+++ EXERCISE INPUT +++

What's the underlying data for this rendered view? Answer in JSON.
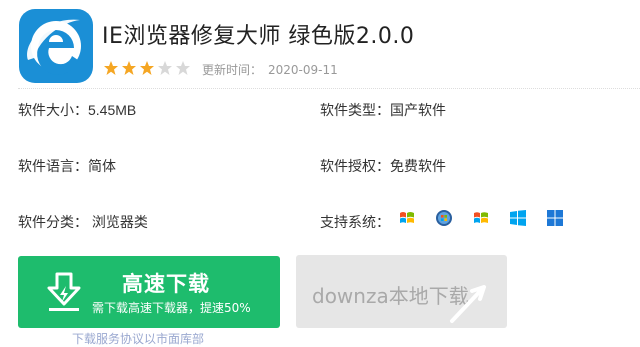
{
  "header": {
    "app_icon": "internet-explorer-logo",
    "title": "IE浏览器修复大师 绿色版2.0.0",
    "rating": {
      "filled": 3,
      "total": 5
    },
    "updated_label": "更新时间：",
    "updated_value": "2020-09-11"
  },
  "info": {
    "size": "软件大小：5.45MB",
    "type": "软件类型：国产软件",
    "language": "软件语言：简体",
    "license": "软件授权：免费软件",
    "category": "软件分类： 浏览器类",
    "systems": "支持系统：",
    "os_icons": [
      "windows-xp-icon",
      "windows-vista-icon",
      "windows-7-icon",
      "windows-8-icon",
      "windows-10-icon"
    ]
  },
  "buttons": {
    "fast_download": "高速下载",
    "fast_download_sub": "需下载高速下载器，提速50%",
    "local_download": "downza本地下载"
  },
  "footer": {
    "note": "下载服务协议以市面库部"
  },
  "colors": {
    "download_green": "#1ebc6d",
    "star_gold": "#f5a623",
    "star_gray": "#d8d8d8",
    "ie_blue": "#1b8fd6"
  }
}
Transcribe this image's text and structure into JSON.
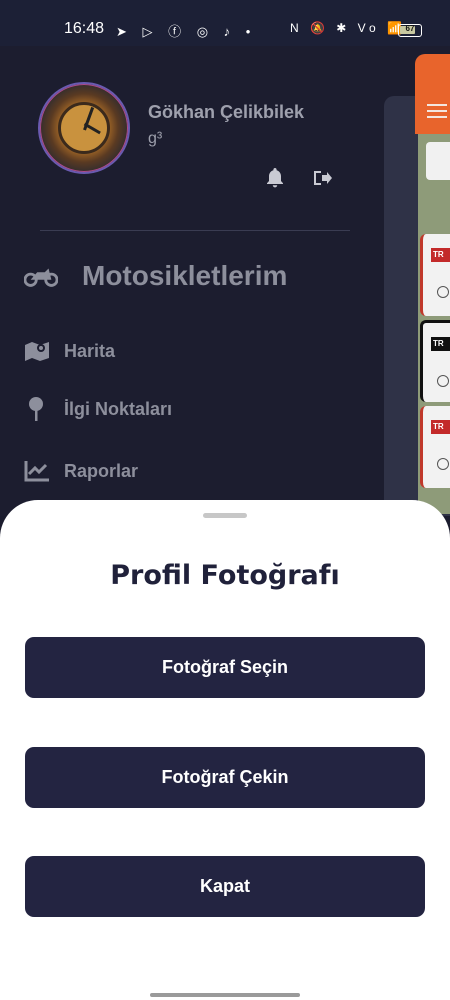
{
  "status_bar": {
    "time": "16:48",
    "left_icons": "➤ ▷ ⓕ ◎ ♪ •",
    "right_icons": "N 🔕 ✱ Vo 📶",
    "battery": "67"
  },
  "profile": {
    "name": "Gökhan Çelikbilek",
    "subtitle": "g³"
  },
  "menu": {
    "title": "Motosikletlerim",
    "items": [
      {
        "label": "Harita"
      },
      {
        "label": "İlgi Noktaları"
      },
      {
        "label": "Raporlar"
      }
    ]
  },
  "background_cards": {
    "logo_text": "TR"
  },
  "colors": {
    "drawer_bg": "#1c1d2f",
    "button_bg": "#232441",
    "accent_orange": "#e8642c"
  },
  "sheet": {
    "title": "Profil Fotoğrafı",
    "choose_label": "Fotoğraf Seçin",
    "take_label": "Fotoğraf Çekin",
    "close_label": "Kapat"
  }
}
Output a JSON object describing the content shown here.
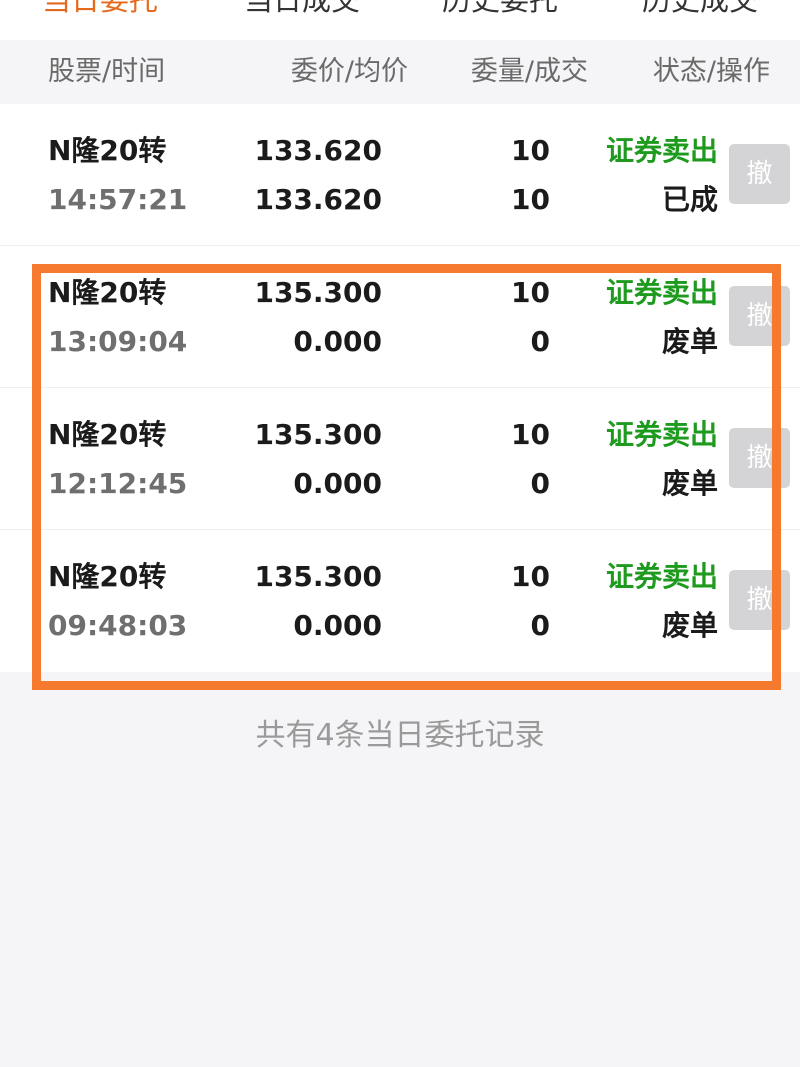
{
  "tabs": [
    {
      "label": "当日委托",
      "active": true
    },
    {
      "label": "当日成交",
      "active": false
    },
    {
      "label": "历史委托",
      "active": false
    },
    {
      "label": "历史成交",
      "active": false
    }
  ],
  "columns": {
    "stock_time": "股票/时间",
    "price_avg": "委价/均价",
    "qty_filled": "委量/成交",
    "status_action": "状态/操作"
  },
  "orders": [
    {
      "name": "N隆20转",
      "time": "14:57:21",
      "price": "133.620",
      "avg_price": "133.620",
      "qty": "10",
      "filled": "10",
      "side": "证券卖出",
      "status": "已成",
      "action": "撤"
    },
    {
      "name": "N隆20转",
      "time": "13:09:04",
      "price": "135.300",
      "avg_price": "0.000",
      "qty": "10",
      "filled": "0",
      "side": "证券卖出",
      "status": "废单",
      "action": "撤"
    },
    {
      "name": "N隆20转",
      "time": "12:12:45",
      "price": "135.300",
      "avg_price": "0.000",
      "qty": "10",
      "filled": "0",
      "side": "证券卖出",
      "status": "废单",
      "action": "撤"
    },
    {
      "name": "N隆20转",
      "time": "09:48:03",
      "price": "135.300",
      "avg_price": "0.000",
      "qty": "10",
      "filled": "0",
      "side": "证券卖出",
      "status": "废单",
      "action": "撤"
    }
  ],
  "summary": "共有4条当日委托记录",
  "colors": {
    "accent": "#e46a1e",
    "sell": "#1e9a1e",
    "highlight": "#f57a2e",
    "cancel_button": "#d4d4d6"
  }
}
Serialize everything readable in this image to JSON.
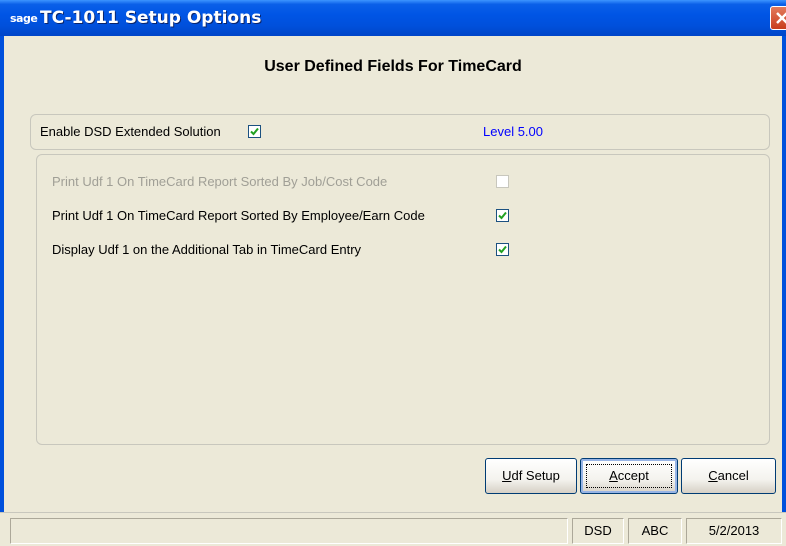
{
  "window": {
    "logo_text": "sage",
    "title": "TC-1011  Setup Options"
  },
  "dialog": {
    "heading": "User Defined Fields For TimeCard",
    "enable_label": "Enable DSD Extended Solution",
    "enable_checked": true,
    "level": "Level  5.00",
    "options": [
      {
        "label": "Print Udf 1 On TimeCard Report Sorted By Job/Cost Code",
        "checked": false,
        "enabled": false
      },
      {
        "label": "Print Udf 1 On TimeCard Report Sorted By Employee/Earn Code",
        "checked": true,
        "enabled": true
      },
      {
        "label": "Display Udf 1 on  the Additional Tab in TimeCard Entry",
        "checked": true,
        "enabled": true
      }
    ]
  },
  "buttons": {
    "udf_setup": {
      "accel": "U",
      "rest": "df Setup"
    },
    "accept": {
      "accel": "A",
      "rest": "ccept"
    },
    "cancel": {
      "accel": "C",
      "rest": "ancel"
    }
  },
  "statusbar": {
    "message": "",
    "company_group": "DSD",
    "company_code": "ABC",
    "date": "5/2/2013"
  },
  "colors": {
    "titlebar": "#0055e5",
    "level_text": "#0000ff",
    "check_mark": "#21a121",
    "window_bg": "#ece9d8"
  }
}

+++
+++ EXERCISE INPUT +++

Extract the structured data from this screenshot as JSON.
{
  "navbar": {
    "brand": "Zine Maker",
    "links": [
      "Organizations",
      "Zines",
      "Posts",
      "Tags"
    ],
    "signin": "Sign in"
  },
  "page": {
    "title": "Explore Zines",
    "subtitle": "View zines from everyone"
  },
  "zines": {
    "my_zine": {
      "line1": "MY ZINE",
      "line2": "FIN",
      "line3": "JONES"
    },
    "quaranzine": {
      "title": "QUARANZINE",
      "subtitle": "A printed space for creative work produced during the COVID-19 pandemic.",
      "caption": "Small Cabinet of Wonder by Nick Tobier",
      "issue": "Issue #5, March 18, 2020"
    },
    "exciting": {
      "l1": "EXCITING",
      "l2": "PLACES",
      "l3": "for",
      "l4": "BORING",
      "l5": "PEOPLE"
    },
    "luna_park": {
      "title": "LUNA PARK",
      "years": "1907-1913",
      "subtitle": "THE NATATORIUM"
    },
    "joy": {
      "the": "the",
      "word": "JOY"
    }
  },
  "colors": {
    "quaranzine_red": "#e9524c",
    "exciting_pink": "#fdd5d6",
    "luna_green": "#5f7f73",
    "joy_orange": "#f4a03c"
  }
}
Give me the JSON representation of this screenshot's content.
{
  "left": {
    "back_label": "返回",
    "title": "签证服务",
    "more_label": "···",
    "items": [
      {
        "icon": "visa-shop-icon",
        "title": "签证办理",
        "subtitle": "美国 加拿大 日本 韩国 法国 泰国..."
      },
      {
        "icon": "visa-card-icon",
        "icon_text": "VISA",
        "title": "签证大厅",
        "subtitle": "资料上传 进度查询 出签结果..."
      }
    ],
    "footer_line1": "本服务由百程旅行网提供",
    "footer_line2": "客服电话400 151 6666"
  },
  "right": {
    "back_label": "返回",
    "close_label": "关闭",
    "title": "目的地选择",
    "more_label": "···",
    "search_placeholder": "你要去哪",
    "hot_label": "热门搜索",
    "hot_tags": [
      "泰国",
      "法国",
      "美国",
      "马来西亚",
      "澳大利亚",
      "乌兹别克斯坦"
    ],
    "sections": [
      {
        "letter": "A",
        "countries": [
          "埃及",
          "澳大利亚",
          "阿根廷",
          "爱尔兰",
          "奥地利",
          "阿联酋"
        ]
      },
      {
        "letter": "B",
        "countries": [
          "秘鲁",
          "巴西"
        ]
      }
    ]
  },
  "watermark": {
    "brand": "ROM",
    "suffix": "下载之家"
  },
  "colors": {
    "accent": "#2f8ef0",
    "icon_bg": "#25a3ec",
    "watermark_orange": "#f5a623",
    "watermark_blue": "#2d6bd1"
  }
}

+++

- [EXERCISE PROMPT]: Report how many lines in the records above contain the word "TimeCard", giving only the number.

- [EXERCISE OUTPUT]: 4